(Element data from apps and pages)
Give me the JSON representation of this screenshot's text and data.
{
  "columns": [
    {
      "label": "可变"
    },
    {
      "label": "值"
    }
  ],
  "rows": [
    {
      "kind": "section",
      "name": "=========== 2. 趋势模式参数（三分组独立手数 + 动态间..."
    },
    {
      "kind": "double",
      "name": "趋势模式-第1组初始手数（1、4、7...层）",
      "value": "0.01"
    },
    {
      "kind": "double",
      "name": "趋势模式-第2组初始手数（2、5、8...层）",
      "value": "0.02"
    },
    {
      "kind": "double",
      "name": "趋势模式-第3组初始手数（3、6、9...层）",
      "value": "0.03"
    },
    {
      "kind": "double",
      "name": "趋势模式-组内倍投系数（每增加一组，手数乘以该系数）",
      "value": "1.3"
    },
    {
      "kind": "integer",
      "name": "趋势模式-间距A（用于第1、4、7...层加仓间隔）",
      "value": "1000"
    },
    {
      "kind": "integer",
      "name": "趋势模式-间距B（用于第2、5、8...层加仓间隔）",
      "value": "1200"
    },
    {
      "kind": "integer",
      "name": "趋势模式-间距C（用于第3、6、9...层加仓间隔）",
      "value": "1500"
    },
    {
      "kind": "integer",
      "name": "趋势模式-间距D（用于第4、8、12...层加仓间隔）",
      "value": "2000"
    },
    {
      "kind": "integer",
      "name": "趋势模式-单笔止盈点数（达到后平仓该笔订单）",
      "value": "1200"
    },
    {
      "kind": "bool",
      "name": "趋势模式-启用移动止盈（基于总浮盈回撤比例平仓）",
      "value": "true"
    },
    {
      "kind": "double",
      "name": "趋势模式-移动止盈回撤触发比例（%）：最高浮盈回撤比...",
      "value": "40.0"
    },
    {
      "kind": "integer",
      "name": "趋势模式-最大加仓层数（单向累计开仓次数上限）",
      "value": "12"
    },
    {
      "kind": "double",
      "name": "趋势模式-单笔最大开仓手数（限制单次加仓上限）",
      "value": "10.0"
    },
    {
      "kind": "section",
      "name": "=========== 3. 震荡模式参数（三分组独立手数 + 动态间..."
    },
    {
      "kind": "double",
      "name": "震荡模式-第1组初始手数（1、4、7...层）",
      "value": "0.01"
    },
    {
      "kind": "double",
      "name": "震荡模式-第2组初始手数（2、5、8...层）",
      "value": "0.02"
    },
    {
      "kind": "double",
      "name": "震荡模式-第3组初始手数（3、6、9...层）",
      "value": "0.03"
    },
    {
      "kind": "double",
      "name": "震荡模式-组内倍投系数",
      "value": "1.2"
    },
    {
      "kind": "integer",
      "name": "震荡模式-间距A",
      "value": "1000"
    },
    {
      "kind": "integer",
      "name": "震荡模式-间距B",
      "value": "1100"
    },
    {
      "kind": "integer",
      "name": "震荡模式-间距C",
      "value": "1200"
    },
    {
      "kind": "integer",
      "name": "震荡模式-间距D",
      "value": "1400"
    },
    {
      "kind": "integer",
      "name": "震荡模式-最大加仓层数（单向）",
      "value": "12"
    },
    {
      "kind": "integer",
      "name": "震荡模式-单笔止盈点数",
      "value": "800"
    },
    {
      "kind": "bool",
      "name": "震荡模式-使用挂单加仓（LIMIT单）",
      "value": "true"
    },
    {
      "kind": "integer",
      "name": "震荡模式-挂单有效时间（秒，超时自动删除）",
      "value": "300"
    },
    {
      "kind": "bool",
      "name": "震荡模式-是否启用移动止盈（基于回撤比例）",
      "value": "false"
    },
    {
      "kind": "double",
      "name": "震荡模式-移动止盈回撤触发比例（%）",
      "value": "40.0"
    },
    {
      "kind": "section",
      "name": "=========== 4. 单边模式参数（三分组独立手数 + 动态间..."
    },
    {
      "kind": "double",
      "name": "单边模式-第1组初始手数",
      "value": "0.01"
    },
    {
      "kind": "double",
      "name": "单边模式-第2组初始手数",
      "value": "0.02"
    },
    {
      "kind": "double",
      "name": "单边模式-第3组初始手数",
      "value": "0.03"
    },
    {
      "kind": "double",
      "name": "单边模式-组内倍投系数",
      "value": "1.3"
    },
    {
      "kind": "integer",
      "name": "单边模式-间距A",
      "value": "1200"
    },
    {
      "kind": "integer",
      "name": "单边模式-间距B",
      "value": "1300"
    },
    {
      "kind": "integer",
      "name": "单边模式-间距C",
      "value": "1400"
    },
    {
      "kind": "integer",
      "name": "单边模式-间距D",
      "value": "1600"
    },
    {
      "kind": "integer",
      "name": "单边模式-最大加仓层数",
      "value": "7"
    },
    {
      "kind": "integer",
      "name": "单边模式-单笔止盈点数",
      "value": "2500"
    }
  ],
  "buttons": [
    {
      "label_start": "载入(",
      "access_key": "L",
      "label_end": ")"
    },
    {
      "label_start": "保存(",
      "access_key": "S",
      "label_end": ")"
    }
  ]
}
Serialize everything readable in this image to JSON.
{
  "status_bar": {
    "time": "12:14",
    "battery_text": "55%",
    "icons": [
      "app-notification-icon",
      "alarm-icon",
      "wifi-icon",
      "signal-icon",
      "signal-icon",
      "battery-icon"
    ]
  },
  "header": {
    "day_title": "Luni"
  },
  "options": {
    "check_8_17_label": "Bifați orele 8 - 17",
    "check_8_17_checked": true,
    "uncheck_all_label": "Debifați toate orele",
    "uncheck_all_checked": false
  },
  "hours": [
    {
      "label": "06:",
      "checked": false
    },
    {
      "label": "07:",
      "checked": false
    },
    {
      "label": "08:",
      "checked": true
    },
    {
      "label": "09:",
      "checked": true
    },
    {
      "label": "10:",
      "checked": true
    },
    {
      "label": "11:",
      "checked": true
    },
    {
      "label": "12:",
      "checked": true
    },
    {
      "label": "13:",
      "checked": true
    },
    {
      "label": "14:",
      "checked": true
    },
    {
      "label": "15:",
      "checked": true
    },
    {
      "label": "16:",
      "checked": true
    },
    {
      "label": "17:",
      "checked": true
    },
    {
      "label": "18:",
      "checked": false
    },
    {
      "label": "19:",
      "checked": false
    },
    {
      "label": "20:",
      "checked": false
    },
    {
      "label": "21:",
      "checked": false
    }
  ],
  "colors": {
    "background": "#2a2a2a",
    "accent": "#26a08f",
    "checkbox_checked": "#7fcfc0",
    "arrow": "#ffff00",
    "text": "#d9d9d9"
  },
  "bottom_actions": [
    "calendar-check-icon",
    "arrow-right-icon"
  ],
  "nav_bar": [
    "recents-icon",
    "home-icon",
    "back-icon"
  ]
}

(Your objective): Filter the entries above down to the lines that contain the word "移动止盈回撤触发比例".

(Response to this task):
      "name": "趋势模式-移动止盈回撤触发比例（%）：最高浮盈回撤比...",
      "name": "震荡模式-移动止盈回撤触发比例（%）",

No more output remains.